* _Data for this task_
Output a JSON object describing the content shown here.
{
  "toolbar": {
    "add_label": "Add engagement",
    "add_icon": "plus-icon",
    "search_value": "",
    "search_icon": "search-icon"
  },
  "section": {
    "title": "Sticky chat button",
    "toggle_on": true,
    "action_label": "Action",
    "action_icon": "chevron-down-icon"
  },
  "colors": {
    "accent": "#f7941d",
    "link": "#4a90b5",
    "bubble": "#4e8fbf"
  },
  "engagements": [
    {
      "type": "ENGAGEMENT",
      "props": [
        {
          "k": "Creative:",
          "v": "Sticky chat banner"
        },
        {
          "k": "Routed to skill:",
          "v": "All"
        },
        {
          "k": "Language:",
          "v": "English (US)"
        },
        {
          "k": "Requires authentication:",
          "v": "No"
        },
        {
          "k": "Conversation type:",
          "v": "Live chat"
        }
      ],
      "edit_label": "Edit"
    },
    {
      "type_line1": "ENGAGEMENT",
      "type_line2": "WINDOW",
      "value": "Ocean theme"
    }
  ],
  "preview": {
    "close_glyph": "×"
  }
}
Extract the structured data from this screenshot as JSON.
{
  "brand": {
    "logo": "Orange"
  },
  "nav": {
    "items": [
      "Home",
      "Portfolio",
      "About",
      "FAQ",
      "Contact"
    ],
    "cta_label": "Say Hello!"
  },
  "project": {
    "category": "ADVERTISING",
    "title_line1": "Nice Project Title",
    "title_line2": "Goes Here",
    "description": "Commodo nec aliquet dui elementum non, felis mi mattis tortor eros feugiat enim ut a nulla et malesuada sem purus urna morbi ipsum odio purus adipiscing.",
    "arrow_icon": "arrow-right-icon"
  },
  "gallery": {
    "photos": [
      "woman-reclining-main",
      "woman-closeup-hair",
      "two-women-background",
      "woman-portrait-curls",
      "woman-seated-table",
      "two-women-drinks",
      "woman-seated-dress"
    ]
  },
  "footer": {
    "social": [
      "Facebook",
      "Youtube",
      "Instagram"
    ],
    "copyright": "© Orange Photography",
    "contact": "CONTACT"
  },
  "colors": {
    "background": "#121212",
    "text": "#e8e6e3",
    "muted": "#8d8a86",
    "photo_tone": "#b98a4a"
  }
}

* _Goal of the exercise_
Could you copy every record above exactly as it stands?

* _Reply_
Output a JSON object describing the content shown here.
{
  "toolbar": {
    "add_label": "Add engagement",
    "add_icon": "plus-icon",
    "search_value": "",
    "search_icon": "search-icon"
  },
  "section": {
    "title": "Sticky chat button",
    "toggle_on": true,
    "action_label": "Action",
    "action_icon": "chevron-down-icon"
  },
  "colors": {
    "accent": "#f7941d",
    "link": "#4a90b5",
    "bubble": "#4e8fbf"
  },
  "engagements": [
    {
      "type": "ENGAGEMENT",
      "props": [
        {
          "k": "Creative:",
          "v": "Sticky chat banner"
        },
        {
          "k": "Routed to skill:",
          "v": "All"
        },
        {
          "k": "Language:",
          "v": "English (US)"
        },
        {
          "k": "Requires authentication:",
          "v": "No"
        },
        {
          "k": "Conversation type:",
          "v": "Live chat"
        }
      ],
      "edit_label": "Edit"
    },
    {
      "type_line1": "ENGAGEMENT",
      "type_line2": "WINDOW",
      "value": "Ocean theme"
    }
  ],
  "preview": {
    "close_glyph": "×"
  }
}
Extract the structured data from this screenshot as JSON.
{
  "brand": {
    "logo": "Orange"
  },
  "nav": {
    "items": [
      "Home",
      "Portfolio",
      "About",
      "FAQ",
      "Contact"
    ],
    "cta_label": "Say Hello!"
  },
  "project": {
    "category": "ADVERTISING",
    "title_line1": "Nice Project Title",
    "title_line2": "Goes Here",
    "description": "Commodo nec aliquet dui elementum non, felis mi mattis tortor eros feugiat enim ut a nulla et malesuada sem purus urna morbi ipsum odio purus adipiscing.",
    "arrow_icon": "arrow-right-icon"
  },
  "gallery": {
    "photos": [
      "woman-reclining-main",
      "woman-closeup-hair",
      "two-women-background",
      "woman-portrait-curls",
      "woman-seated-table",
      "two-women-drinks",
      "woman-seated-dress"
    ]
  },
  "footer": {
    "social": [
      "Facebook",
      "Youtube",
      "Instagram"
    ],
    "copyright": "© Orange Photography",
    "contact": "CONTACT"
  },
  "colors": {
    "background": "#121212",
    "text": "#e8e6e3",
    "muted": "#8d8a86",
    "photo_tone": "#b98a4a"
  }
}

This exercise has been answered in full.